[Provided information — start]

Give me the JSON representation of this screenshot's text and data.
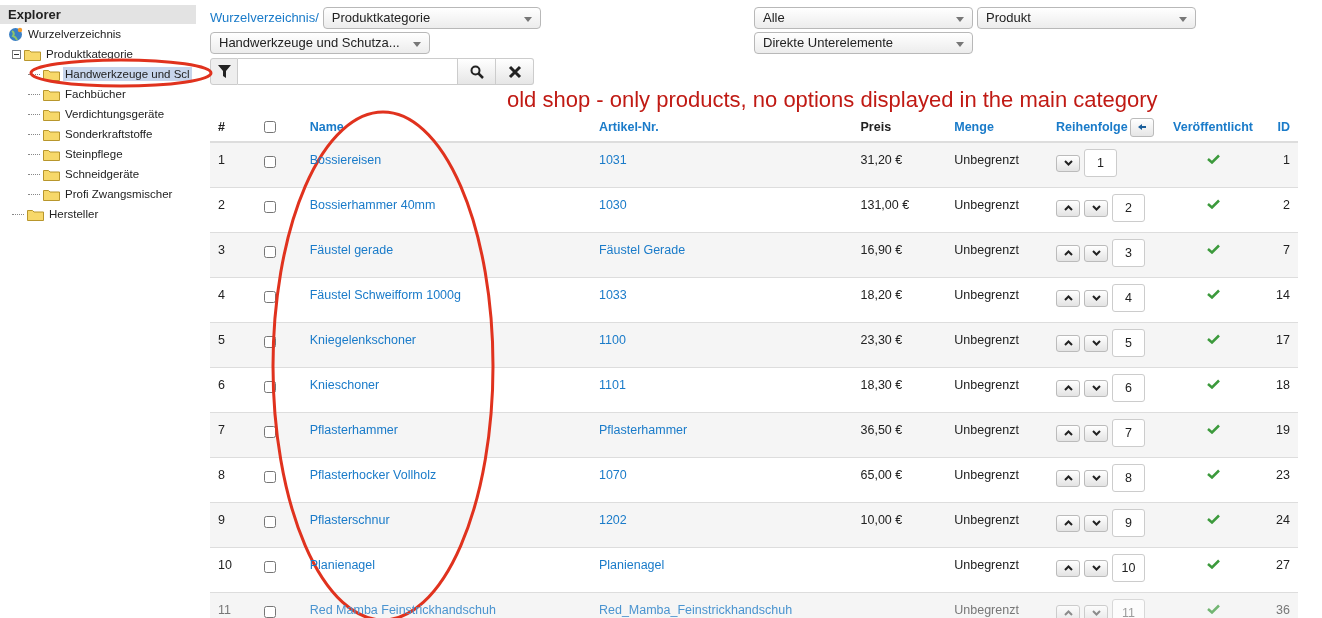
{
  "sidebar": {
    "title": "Explorer",
    "root": {
      "label": "Wurzelverzeichnis",
      "children": [
        {
          "label": "Produktkategorie",
          "expanded": true,
          "selected": false,
          "children": [
            {
              "label": "Handwerkzeuge und Scl",
              "selected": true
            },
            {
              "label": "Fachbücher",
              "selected": false
            },
            {
              "label": "Verdichtungsgeräte",
              "selected": false
            },
            {
              "label": "Sonderkraftstoffe",
              "selected": false
            },
            {
              "label": "Steinpflege",
              "selected": false
            },
            {
              "label": "Schneidgeräte",
              "selected": false
            },
            {
              "label": "Profi Zwangsmischer",
              "selected": false
            }
          ]
        },
        {
          "label": "Hersteller",
          "selected": false
        }
      ]
    }
  },
  "breadcrumb": "Wurzelverzeichnis/",
  "selects_left": [
    "Produktkategorie",
    "Handwerkzeuge und Schutza..."
  ],
  "selects_right": [
    "Alle",
    "Produkt",
    "Direkte Unterelemente"
  ],
  "annotation": "old shop - only products, no options displayed in the main category",
  "table": {
    "columns": [
      {
        "label": "#",
        "kind": "text"
      },
      {
        "kind": "checkbox",
        "checked": false
      },
      {
        "label": "Name",
        "kind": "link"
      },
      {
        "label": "Artikel-Nr.",
        "kind": "link"
      },
      {
        "label": "Preis",
        "kind": "text"
      },
      {
        "label": "Menge",
        "kind": "link"
      },
      {
        "label": "Reihenfolge",
        "kind": "link"
      },
      {
        "label": "Veröffentlicht",
        "kind": "link"
      },
      {
        "label": "ID",
        "kind": "link"
      }
    ],
    "rows": [
      {
        "num": "1",
        "name": "Bossiereisen",
        "sku": "1031",
        "price": "31,20 €",
        "stock": "Unbegrenzt",
        "up": false,
        "down": true,
        "order": "1",
        "published": true,
        "id": "1",
        "faded": false
      },
      {
        "num": "2",
        "name": "Bossierhammer 40mm",
        "sku": "1030",
        "price": "131,00 €",
        "stock": "Unbegrenzt",
        "up": true,
        "down": true,
        "order": "2",
        "published": true,
        "id": "2",
        "faded": false
      },
      {
        "num": "3",
        "name": "Fäustel gerade",
        "sku": "Fäustel Gerade",
        "price": "16,90 €",
        "stock": "Unbegrenzt",
        "up": true,
        "down": true,
        "order": "3",
        "published": true,
        "id": "7",
        "faded": false
      },
      {
        "num": "4",
        "name": "Fäustel Schweifform 1000g",
        "sku": "1033",
        "price": "18,20 €",
        "stock": "Unbegrenzt",
        "up": true,
        "down": true,
        "order": "4",
        "published": true,
        "id": "14",
        "faded": false
      },
      {
        "num": "5",
        "name": "Kniegelenkschoner",
        "sku": "1100",
        "price": "23,30 €",
        "stock": "Unbegrenzt",
        "up": true,
        "down": true,
        "order": "5",
        "published": true,
        "id": "17",
        "faded": false
      },
      {
        "num": "6",
        "name": "Knieschoner",
        "sku": "1101",
        "price": "18,30 €",
        "stock": "Unbegrenzt",
        "up": true,
        "down": true,
        "order": "6",
        "published": true,
        "id": "18",
        "faded": false
      },
      {
        "num": "7",
        "name": "Pflasterhammer",
        "sku": "Pflasterhammer",
        "price": "36,50 €",
        "stock": "Unbegrenzt",
        "up": true,
        "down": true,
        "order": "7",
        "published": true,
        "id": "19",
        "faded": false
      },
      {
        "num": "8",
        "name": "Pflasterhocker Vollholz",
        "sku": "1070",
        "price": "65,00 €",
        "stock": "Unbegrenzt",
        "up": true,
        "down": true,
        "order": "8",
        "published": true,
        "id": "23",
        "faded": false
      },
      {
        "num": "9",
        "name": "Pflasterschnur",
        "sku": "1202",
        "price": "10,00 €",
        "stock": "Unbegrenzt",
        "up": true,
        "down": true,
        "order": "9",
        "published": true,
        "id": "24",
        "faded": false
      },
      {
        "num": "10",
        "name": "Planienagel",
        "sku": "Planienagel",
        "stock": "Unbegrenzt",
        "up": true,
        "down": true,
        "order": "10",
        "published": true,
        "id": "27",
        "faded": false
      },
      {
        "num": "11",
        "name": "Red Mamba Feinstrickhandschuh",
        "sku": "Red_Mamba_Feinstrickhandschuh",
        "stock": "Unbegrenzt",
        "up": true,
        "down": true,
        "order": "11",
        "published": true,
        "id": "36",
        "faded": true
      }
    ]
  }
}
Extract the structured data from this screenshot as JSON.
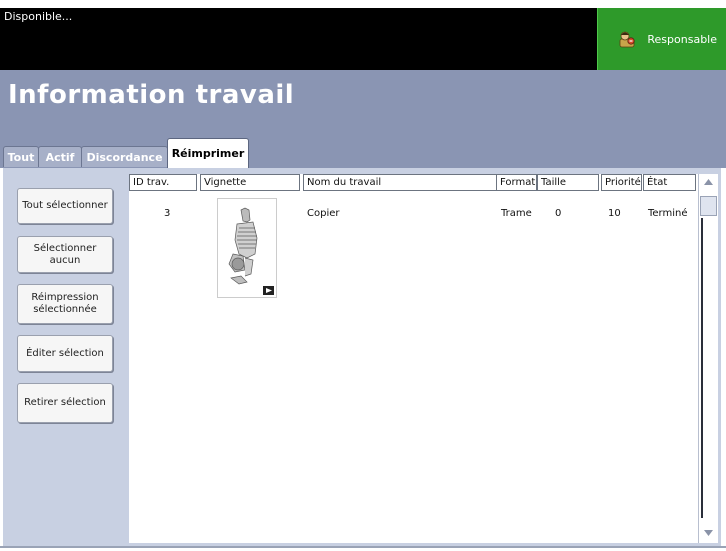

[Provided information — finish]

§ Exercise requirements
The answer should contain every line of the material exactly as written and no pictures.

§ Task response
Give me the JSON representation of this screenshot's text and data.
{
  "sidebar": {
    "title": "Explorer",
    "root": {
      "label": "Wurzelverzeichnis",
      "children": [
        {
          "label": "Produktkategorie",
          "expanded": true,
          "selected": false,
          "children": [
            {
              "label": "Handwerkzeuge und Scl",
              "selected": true
            },
            {
              "label": "Fachbücher",
              "selected": false
            },
            {
              "label": "Verdichtungsgeräte",
              "selected": false
            },
            {
              "label": "Sonderkraftstoffe",
              "selected": false
            },
            {
              "label": "Steinpflege",
              "selected": false
            },
            {
              "label": "Schneidgeräte",
              "selected": false
            },
            {
              "label": "Profi Zwangsmischer",
              "selected": false
            }
          ]
        },
        {
          "label": "Hersteller",
          "selected": false
        }
      ]
    }
  },
  "breadcrumb": "Wurzelverzeichnis/",
  "selects_left": [
    "Produktkategorie",
    "Handwerkzeuge und Schutza..."
  ],
  "selects_right": [
    "Alle",
    "Produkt",
    "Direkte Unterelemente"
  ],
  "annotation": "old shop - only products, no options displayed in the main category",
  "table": {
    "columns": [
      {
        "label": "#",
        "kind": "text"
      },
      {
        "kind": "checkbox",
        "checked": false
      },
      {
        "label": "Name",
        "kind": "link"
      },
      {
        "label": "Artikel-Nr.",
        "kind": "link"
      },
      {
        "label": "Preis",
        "kind": "text"
      },
      {
        "label": "Menge",
        "kind": "link"
      },
      {
        "label": "Reihenfolge",
        "kind": "link"
      },
      {
        "label": "Veröffentlicht",
        "kind": "link"
      },
      {
        "label": "ID",
        "kind": "link"
      }
    ],
    "rows": [
      {
        "num": "1",
        "name": "Bossiereisen",
        "sku": "1031",
        "price": "31,20 €",
        "stock": "Unbegrenzt",
        "up": false,
        "down": true,
        "order": "1",
        "published": true,
        "id": "1",
        "faded": false
      },
      {
        "num": "2",
        "name": "Bossierhammer 40mm",
        "sku": "1030",
        "price": "131,00 €",
        "stock": "Unbegrenzt",
        "up": true,
        "down": true,
        "order": "2",
        "published": true,
        "id": "2",
        "faded": false
      },
      {
        "num": "3",
        "name": "Fäustel gerade",
        "sku": "Fäustel Gerade",
        "price": "16,90 €",
        "stock": "Unbegrenzt",
        "up": true,
        "down": true,
        "order": "3",
        "published": true,
        "id": "7",
        "faded": false
      },
      {
        "num": "4",
        "name": "Fäustel Schweifform 1000g",
        "sku": "1033",
        "price": "18,20 €",
        "stock": "Unbegrenzt",
        "up": true,
        "down": true,
        "order": "4",
        "published": true,
        "id": "14",
        "faded": false
      },
      {
        "num": "5",
        "name": "Kniegelenkschoner",
        "sku": "1100",
        "price": "23,30 €",
        "stock": "Unbegrenzt",
        "up": true,
        "down": true,
        "order": "5",
        "published": true,
        "id": "17",
        "faded": false
      },
      {
        "num": "6",
        "name": "Knieschoner",
        "sku": "1101",
        "price": "18,30 €",
        "stock": "Unbegrenzt",
        "up": true,
        "down": true,
        "order": "6",
        "published": true,
        "id": "18",
        "faded": false
      },
      {
        "num": "7",
        "name": "Pflasterhammer",
        "sku": "Pflasterhammer",
        "price": "36,50 €",
        "stock": "Unbegrenzt",
        "up": true,
        "down": true,
        "order": "7",
        "published": true,
        "id": "19",
        "faded": false
      },
      {
        "num": "8",
        "name": "Pflasterhocker Vollholz",
        "sku": "1070",
        "price": "65,00 €",
        "stock": "Unbegrenzt",
        "up": true,
        "down": true,
        "order": "8",
        "published": true,
        "id": "23",
        "faded": false
      },
      {
        "num": "9",
        "name": "Pflasterschnur",
        "sku": "1202",
        "price": "10,00 €",
        "stock": "Unbegrenzt",
        "up": true,
        "down": true,
        "order": "9",
        "published": true,
        "id": "24",
        "faded": false
      },
      {
        "num": "10",
        "name": "Planienagel",
        "sku": "Planienagel",
        "stock": "Unbegrenzt",
        "up": true,
        "down": true,
        "order": "10",
        "published": true,
        "id": "27",
        "faded": false
      },
      {
        "num": "11",
        "name": "Red Mamba Feinstrickhandschuh",
        "sku": "Red_Mamba_Feinstrickhandschuh",
        "stock": "Unbegrenzt",
        "up": true,
        "down": true,
        "order": "11",
        "published": true,
        "id": "36",
        "faded": true
      }
    ]
  }
}
Extract the structured data from this screenshot as JSON.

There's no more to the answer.